Learning SDR transitions spatially via fading activations

Hello HTM theory -

I’ve been interested recently in exploring additional mechanisms that may enable sequence / transition learning, and in particular the possibility of learning transitions through the existing machinery of feed forward (proximal) spatial connectivity. There’s something tempting to me about leveraging a single mechanism for both spatial association and temporal prediction.

Based on a limited understanding of the cell level dynamics, mostly from UTHealth’s online neuroscience textbook (which seems to be a pretty incredible resource - http://neuroscience.uth.tmc.edu/ for those who haven’t seen it), it seems like fading activations could be biologically supported in certain contexts.

Without any further motivation than exploring what might be possible given a spatial pooler with continuous fading activations, I’ve been thinking along the lines below.

First add a few additional (not yet substantiated) assumptions:

  • Fade rate can be variable per cell and influenced by connectivity, e.g. perhaps cells with substantial distal connectivity in the same region fade slower.
  • An SDR X may be composed of a combination of core cells (X_c) which are highly distally connected and fade slower, and peripheral cells (X_p) which have less distal connectivity and whose activations fade faster. Some thoughts on intuition for this at end**.

Consider arbitrary SDRs A and B. A temporal transition from A -> B might look like the large grid in the lower right of the image below. Because the core cells (A_c and B_c) fade slower than the peripheral cells of A and B (A_p and B_p), A’s peripheral cells’ activations will have decreased more (or fully deactivated) by the time B is active. This leads to a resultant activation in the region with a potentially useful property: a cell in the region above could form inhibitory proximal connections with A_p and excitatory connections with B, and such a cell would detect only an explicit transition from A -> B.

To check this consider that (with the right thresholds) our cell can only fire when B is fully (currently) active, A_p has faded such that the inhibitory connections to A_p have disinhibited the cell, but A_c is still active. This can only occur in a transition from A->B.

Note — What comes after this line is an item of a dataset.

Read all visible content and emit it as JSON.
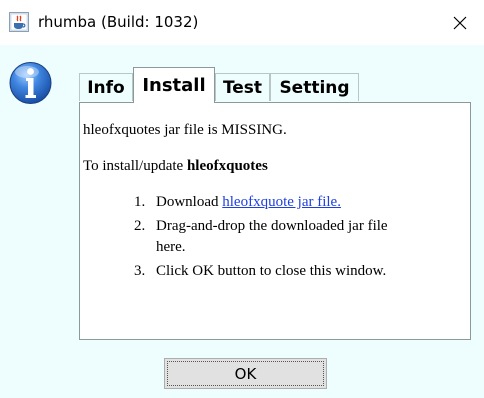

At this point, it seems possible that with a fairly minimal hierarchy, complex and potentially high-order sequences (transitions of transitions) could be learned.

Questions on this:

  • I believe I’ve seen mention of something like this on the forum at some point in the past, but nothing came up with my recent searches. Is there a standard name for this concept?
  • Could spatial transition learning like this complement HTM sequence learning / temporal memory?

Would be curious to hear any thoughts on this, including “this isn’t worth pursuing or biologically feasible because of X, Y, Z”.


**Intuition on core vs. peripheral: One might think of core cells as composing the central, always present features of an SDR, possibly related to the concept of an invariant structure. Consider a tree. The verbal name ‘tree’ becomes highly associated with all features that are related to trees (leaves, wood, green), and so the SDR representing this word may contain many core / tightly connected cells. Whereas leaves and wood, independently, have a less direct association with each other (occur in close proximity to each other less frequently) and all other features, and so have less distal connections.


If understand it correctly, one possible issue is that this can’t learn long sequences because it is feedforward only. It might only be able to learn sequences one transition long per level of the hierarchy.

How would it represent ambiguity, where it doesn’t know the sequence context for a currently active SP cell?

As far as I know, cells are only inhibitory or excitatory, but this would require cells to be both or it would require intermediate inhibitory cells with specific targets and hebbian learning, which might not exist between levels of the hierarchy.

Maybe some sort of gradient between core/peripheral cells would help, because how closely two things correlate is on a gradient.


What you described is similar in concept to Reservoir Computing. But those tend to have fixed reservoirs with learning occurring only on the readout stage.

You might also think about your “core cells” in terms of extended activation via Metabotropic Receptors. That came up on the mailing list last year iirc.